Skagway is more of a typical tourist trap, if that’s where the line of ‘authenticity’ gets drawn. Ferries and cruise ships daily disgorge passengers here like floods fertilizing the banks of the Nile, leaving dollars in coffers and lives enriched along this little strip of America connected to itself only by water. To go from Skagway to the nearby town of Haines, an hour maybe by boat, you’d have to drive through Whitehorse and back down another route to Haines, a good day’s drive. Still Skagway is nice, bucolic and serene, notwithstanding the store dedicated to Sarah Palin, and other such curiosities of existence. If any thing, it’s almost just a bit TOO serene, though I’m sure you can find what you’re looking for if you look hard enough. After all this WAS one of THE places to be in the world not much more than a hundred years ago as gold was discovered up around Dawson City and this was smack on the route there.

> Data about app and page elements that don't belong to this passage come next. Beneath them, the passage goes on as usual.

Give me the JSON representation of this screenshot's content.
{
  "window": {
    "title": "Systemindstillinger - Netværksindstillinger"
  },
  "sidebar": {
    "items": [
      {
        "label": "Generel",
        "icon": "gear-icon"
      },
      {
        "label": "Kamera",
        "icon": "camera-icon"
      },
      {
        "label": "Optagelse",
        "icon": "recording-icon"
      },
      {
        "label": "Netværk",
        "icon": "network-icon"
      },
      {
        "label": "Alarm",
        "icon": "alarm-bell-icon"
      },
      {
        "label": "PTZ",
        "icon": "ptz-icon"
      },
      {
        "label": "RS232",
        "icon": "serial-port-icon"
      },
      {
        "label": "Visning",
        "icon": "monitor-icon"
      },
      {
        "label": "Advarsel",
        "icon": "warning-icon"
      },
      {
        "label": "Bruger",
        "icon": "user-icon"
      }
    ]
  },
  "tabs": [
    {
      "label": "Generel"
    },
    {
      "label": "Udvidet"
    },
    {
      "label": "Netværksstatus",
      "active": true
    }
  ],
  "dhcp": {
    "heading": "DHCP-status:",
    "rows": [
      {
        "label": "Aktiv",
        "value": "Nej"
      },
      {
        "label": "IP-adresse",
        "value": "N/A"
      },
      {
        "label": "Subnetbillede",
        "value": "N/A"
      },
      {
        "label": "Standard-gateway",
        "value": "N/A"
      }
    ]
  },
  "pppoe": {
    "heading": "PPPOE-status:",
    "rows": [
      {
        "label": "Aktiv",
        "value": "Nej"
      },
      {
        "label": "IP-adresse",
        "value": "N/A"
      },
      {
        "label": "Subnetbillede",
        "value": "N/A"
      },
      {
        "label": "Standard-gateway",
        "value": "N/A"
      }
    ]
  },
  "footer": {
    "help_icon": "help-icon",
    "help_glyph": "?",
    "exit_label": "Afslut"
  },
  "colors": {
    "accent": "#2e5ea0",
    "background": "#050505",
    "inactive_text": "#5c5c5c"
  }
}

So I find a nice hostel in Skagway- everything but the WiFi- and spend the night there. Again, a half day is about enough, especially since I don’t drink any more. It’s not like I’m going to get too chatty with anyone anywhere except a bar stool, and I just don’t go there any more, boo hoo. So I get up early next day hoping to find a bear up and at ‘em looking for breakfast, and sure enough, I find one, walking down the road as if it’s his. The borders are no hassle, either, out here in the long lost lonesome. Carcross is the only town between here and there, and it’d probably take the award for authenticity if they’re handing them out, people still living in the log houses they once built. But who spends more than a half hour in Carcross (‘caribou crossing’)? So much for authenticity.
So I resolve to spend another couple days peacefully in Whitehorse, keeping the car for good measure. It’s not so many blocks from my hostel to downtown, but the blocks are BIG up here, just like Fairbanks, in some reversal of island dwarfism. I won’t have a car in Banff, anyway, since changing my dates doubled the rental charge, *&^%$! Cherries are less then $2/lb and I’ve got brown rice cooking in the kitchen. I’m good. C U in Banff.